Apple's patent application was originally filed in Q2 2010 by inventors Frank Doepke and Ralph Brunner.
A Second iOS Camera Related Invention
A second iOS related patent application published this past week was titled "Automatic Tone Mapping Curve Generation Based on Dynamically Stretched Image Histogram Distribution."
Apple's camera-centric invention could only be appreciated by engineers and super camera buffs. Apple's invention covers an apparatus, method, computer useable medium, and processor programmed to automatically generate tone mapping curves in a digital camera based on image metadata.
Apple states that rather than having a static tone mapping curve for all images, the curve could be varied automatically based on, e.g., the brightness histogram of the image.
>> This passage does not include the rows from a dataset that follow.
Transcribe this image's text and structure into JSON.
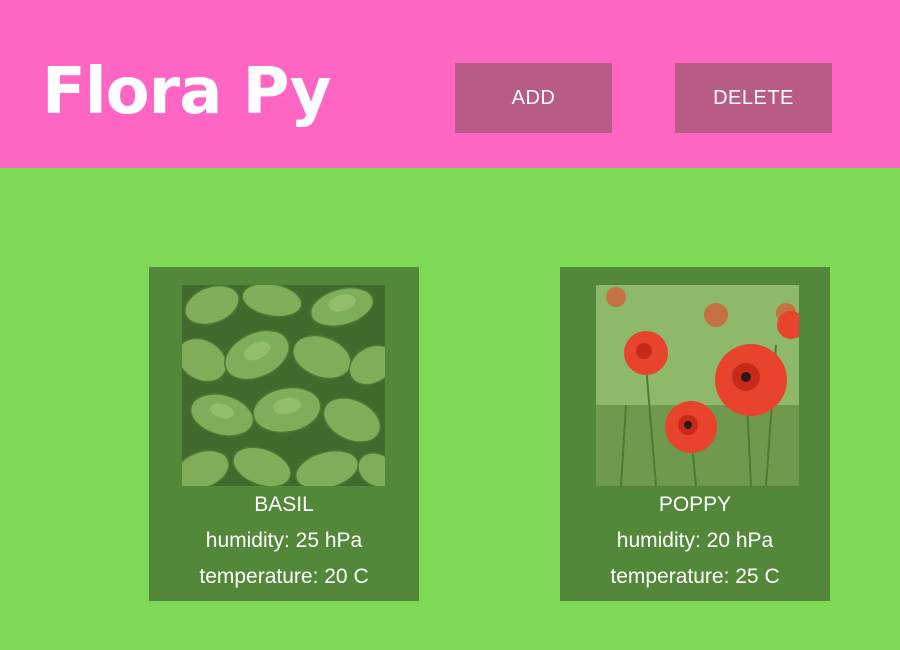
{
  "header": {
    "title": "Flora Py",
    "add_label": "ADD",
    "delete_label": "DELETE"
  },
  "colors": {
    "header_bg": "#ff66c4",
    "button_bg": "#b85c86",
    "page_bg": "#7ed957",
    "card_bg": "#53883b"
  },
  "plants": [
    {
      "name": "BASIL",
      "humidity": "humidity: 25 hPa",
      "temperature": "temperature: 20 C",
      "image": "basil-leaves-photo"
    },
    {
      "name": "POPPY",
      "humidity": "humidity: 20 hPa",
      "temperature": "temperature: 25 C",
      "image": "red-poppies-photo"
    }
  ]
}
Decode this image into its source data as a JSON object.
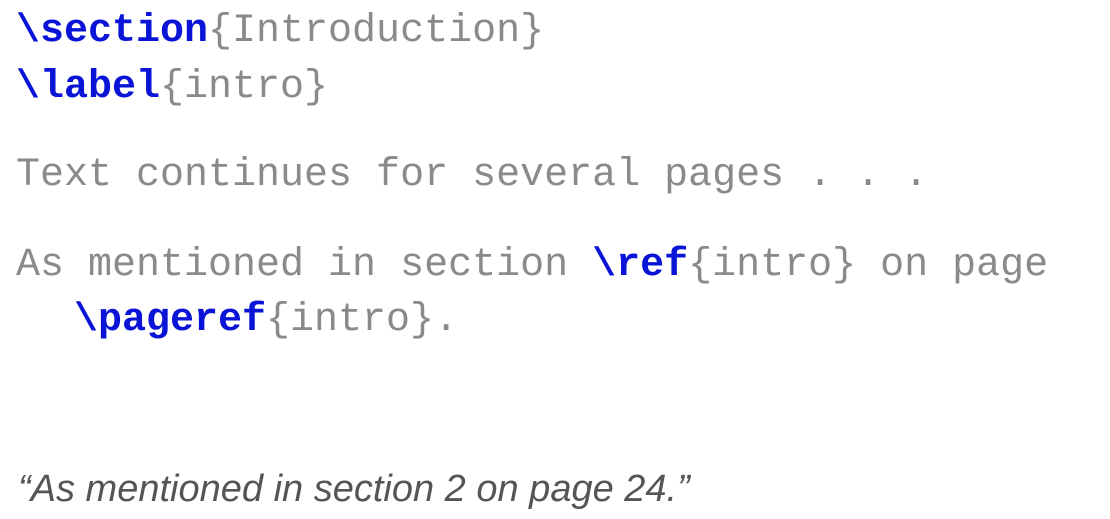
{
  "code": {
    "line1": {
      "cmd": "\\section",
      "arg": "{Introduction}"
    },
    "line2": {
      "cmd": "\\label",
      "arg": "{intro}"
    },
    "line3": {
      "text": "Text continues for several pages . . ."
    },
    "line4": {
      "before": "As mentioned in section ",
      "cmd": "\\ref",
      "arg": "{intro}",
      "after": " on page"
    },
    "line5": {
      "cmd": "\\pageref",
      "arg": "{intro}",
      "after": "."
    }
  },
  "output": {
    "text": "“As mentioned in section 2 on page 24.”"
  },
  "colors": {
    "command": "#0a14d6",
    "text": "#8a8a8a",
    "output": "#555555"
  }
}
The improved, automatically generated tone mapping curve may be able to lift shadows more aggressively and/or increase the dynamic range of the image.
About Apple's Patent Figures Noted Above: Apple's patent FIG. 3 illustrates various image color histograms for an outdoor scene; patent FIG. 8 illustrates a tone mapping curve that produces visually-appealing results in a "mid-tone dominated" scene; and patent FIG. 13 illustrates an improved image sensor package for automatic tone mapping.
Apple's patent application 20110292246 was originally filed in Q2 2010 by inventor Ralph Brunner.
iPhone 4S Trivia: Apple's iPhone 4S was used by Matt Garrett of Boston, Massachusetts, to film an 18-20 foot Great White Shark circling the fishing boat he was on during a Thanksgiving get away off the coast of North Carolina. Garrett had only purchased his new iPhone 4 two weeks prior to this incident and was sure glad to have it. Some people have all the fun - don't they, ha!
Notice: Patently Apple presents a detailed summary of patent applications with associated graphics for journalistic news purposes as each such patent application is revealed by the U.S. Patent & Trade Office. Readers are cautioned that the full text of any patent application should be read in its entirety for full and accurate details. Revelations found in patent applications shouldn't be interpreted as rumor or fast-tracked according to rumor timetables. Apple's patent applications have provided the Mac community with a clear heads-up on some of Apple's greatest product trends including the iPod, iPhone, iPad, iOS cameras, LED displays, iCloud services for iTunes and more. About Comments: Patently Apple reserves the right to post, dismiss or edit comments.
Here are a Few Sites Covering this Original Report: MacSurfer, Twitter, Facebook, Apple Investor News, Google Reader, Macnews, iPhone World Canada, MarketWatch, MacDailyNews, iPhoneItalia Italy, iSpazio Italy, KitGuru, TweakTown Australia and US, and more.